COLCHESTER — Two-thirds of parents in the school district said they were in favor of having armed security guards in the district’s four schools, according to a recent survey distributed by Colchester Public Schools.
Of the approximately 1,000 parents who responded to the survey, 66.5 percent said they were in favor of having armed guards, while about a quarter said they would not be in favor of it, with the remaining 9 percent saying they were unsure.
In an email introducing the survey, which was distributed earlier this year, interim Superintendent Thomas McDowell said that some schools in the region had already added armed security guards to patrol the buildings during school hours.
“While none of us like this, it is unfortunately, the world we currently live in,” McDowell wrote.
McDowell said that placing armed security guards in the district’s four buildings would cost approximately $150,000.
Parents in support of the idea said they would feel safer knowing that there was additional protection for students.
“This would make me feel safer sending my children to school. No one is going to walk in with a gun knowing they will be met by a gun. Without an armed officer in the school, the school is a sitting duck,” one parent wrote.
“I feel it is very important we protect our children and those teaching our children. It now appears to be a necessity to have armed security in our schools these days and we should implement these measures for everyone’s safety and security. I fully support this,” wrote another.
Others disagreed, saying that armed guards did not discourage active shooters and that they didn’t trust the guards to take the proper action. Some said they would rather see money spent on mental health resources or training for staff on awareness and conflict resolution. A few questioned whether students would feel comfortable with armed guards in the schools.
“I think it adds more anxiety in the school. I also know that when push comes to shove there is nothing saying one of these individuals will be able or willing to fire on a child or young adult which is the whole purpose of being armed at the school. Unarmed presence offers the same deterrent to a student active shooter, as most active shooters expect to not make it out alive anyway,” another respondent wrote.
Others said they wanted more information.

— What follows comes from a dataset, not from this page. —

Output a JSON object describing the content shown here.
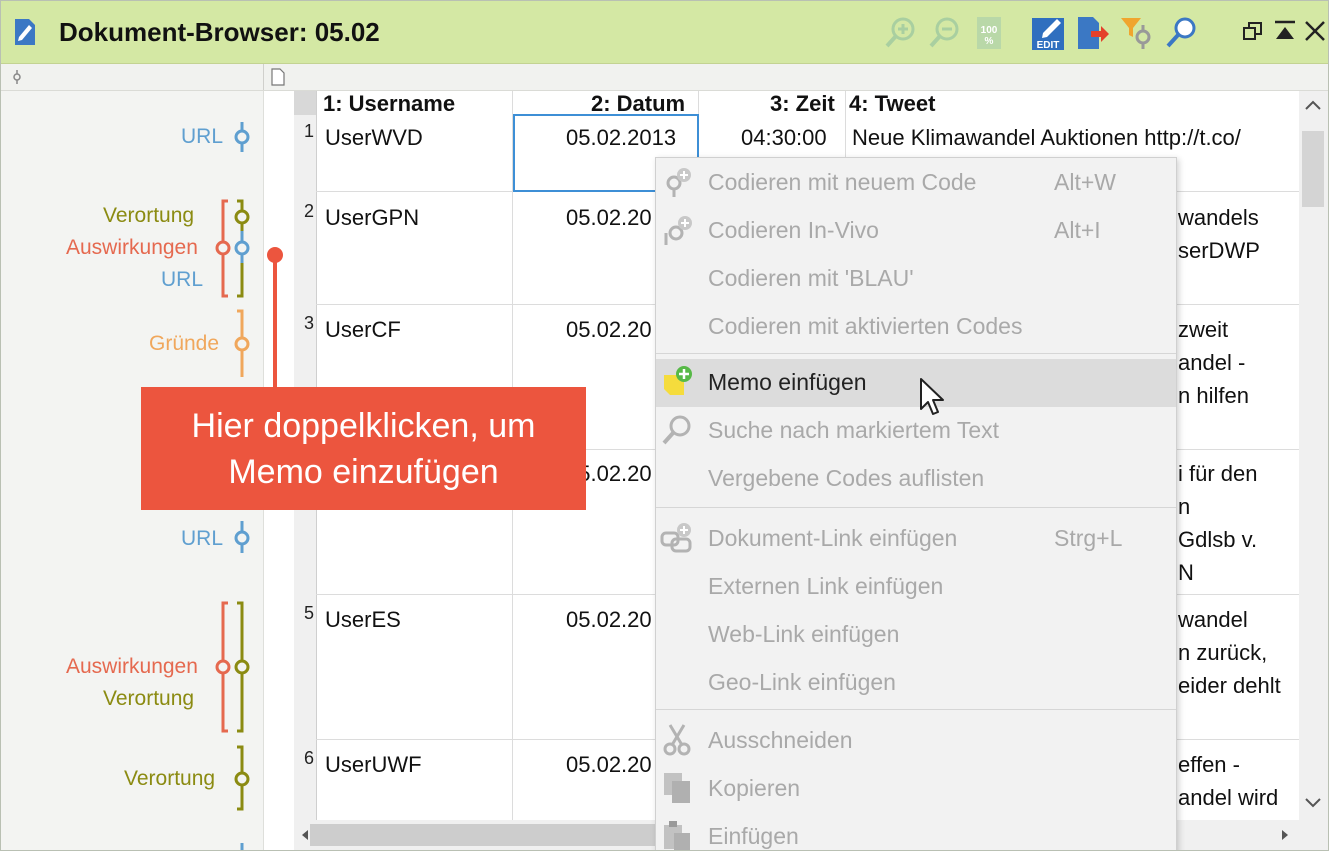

“I would want to understand their role, when will they engage in a situation, when and how will they be utilized throughout the school day,” wrote one parent.
Under Connecticut law, armed guards who work in schools must be qualified current or retired police officers.
The Board of Education plans to discuss the survey results at their meeting on November 8.